» **Directions**
The whole answer is the data below, retyped exactly.

» **Input data**
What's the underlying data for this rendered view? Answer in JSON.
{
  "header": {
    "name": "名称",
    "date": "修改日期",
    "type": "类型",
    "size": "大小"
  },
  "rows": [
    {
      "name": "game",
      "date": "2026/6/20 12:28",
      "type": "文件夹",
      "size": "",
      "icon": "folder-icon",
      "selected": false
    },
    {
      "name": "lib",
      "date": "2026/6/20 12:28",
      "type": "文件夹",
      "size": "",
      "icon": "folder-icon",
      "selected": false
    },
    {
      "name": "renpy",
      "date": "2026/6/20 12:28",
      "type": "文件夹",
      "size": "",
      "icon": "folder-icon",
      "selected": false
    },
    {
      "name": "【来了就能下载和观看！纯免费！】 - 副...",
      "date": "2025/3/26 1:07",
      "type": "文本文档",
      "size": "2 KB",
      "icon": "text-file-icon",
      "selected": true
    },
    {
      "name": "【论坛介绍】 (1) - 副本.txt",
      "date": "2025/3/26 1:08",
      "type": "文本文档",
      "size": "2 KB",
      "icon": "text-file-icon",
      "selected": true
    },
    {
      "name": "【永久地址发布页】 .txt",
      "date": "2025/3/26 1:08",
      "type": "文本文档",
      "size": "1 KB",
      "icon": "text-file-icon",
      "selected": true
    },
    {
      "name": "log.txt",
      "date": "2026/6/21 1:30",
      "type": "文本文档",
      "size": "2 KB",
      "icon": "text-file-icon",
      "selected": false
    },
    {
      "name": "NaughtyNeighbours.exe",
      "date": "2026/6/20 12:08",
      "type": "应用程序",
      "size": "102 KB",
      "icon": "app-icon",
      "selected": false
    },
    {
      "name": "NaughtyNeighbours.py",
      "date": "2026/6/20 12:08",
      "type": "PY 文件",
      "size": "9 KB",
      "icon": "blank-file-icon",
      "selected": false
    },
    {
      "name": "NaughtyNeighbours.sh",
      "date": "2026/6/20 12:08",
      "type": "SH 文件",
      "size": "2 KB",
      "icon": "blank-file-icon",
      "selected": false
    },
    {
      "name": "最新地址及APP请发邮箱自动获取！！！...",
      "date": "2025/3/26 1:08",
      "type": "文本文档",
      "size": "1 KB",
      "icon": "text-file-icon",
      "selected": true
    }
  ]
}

» **Solution to the problem**
What's the underlying data for this rendered view? Answer in JSON.
{
  "header": {
    "name": "名称",
    "date": "修改日期",
    "type": "类型",
    "size": "大小"
  },
  "rows": [
    {
      "name": "game",
      "date": "2026/6/20 12:28",
      "type": "文件夹",
      "size": "",
      "icon": "folder-icon",
      "selected": false
    },
    {
      "name": "lib",
      "date": "2026/6/20 12:28",
      "type": "文件夹",
      "size": "",
      "icon": "folder-icon",
      "selected": false
    },
    {
      "name": "renpy",
      "date": "2026/6/20 12:28",
      "type": "文件夹",
      "size": "",
      "icon": "folder-icon",
      "selected": false
    },
    {
      "name": "【来了就能下载和观看！纯免费！】 - 副...",
      "date": "2025/3/26 1:07",
      "type": "文本文档",
      "size": "2 KB",
      "icon": "text-file-icon",
      "selected": true
    },
    {
      "name": "【论坛介绍】 (1) - 副本.txt",
      "date": "2025/3/26 1:08",
      "type": "文本文档",
      "size": "2 KB",
      "icon": "text-file-icon",
      "selected": true
    },
    {
      "name": "【永久地址发布页】 .txt",
      "date": "2025/3/26 1:08",
      "type": "文本文档",
      "size": "1 KB",
      "icon": "text-file-icon",
      "selected": true
    },
    {
      "name": "log.txt",
      "date": "2026/6/21 1:30",
      "type": "文本文档",
      "size": "2 KB",
      "icon": "text-file-icon",
      "selected": false
    },
    {
      "name": "NaughtyNeighbours.exe",
      "date": "2026/6/20 12:08",
      "type": "应用程序",
      "size": "102 KB",
      "icon": "app-icon",
      "selected": false
    },
    {
      "name": "NaughtyNeighbours.py",
      "date": "2026/6/20 12:08",
      "type": "PY 文件",
      "size": "9 KB",
      "icon": "blank-file-icon",
      "selected": false
    },
    {
      "name": "NaughtyNeighbours.sh",
      "date": "2026/6/20 12:08",
      "type": "SH 文件",
      "size": "2 KB",
      "icon": "blank-file-icon",
      "selected": false
    },
    {
      "name": "最新地址及APP请发邮箱自动获取！！！...",
      "date": "2025/3/26 1:08",
      "type": "文本文档",
      "size": "1 KB",
      "icon": "text-file-icon",
      "selected": true
    }
  ]
}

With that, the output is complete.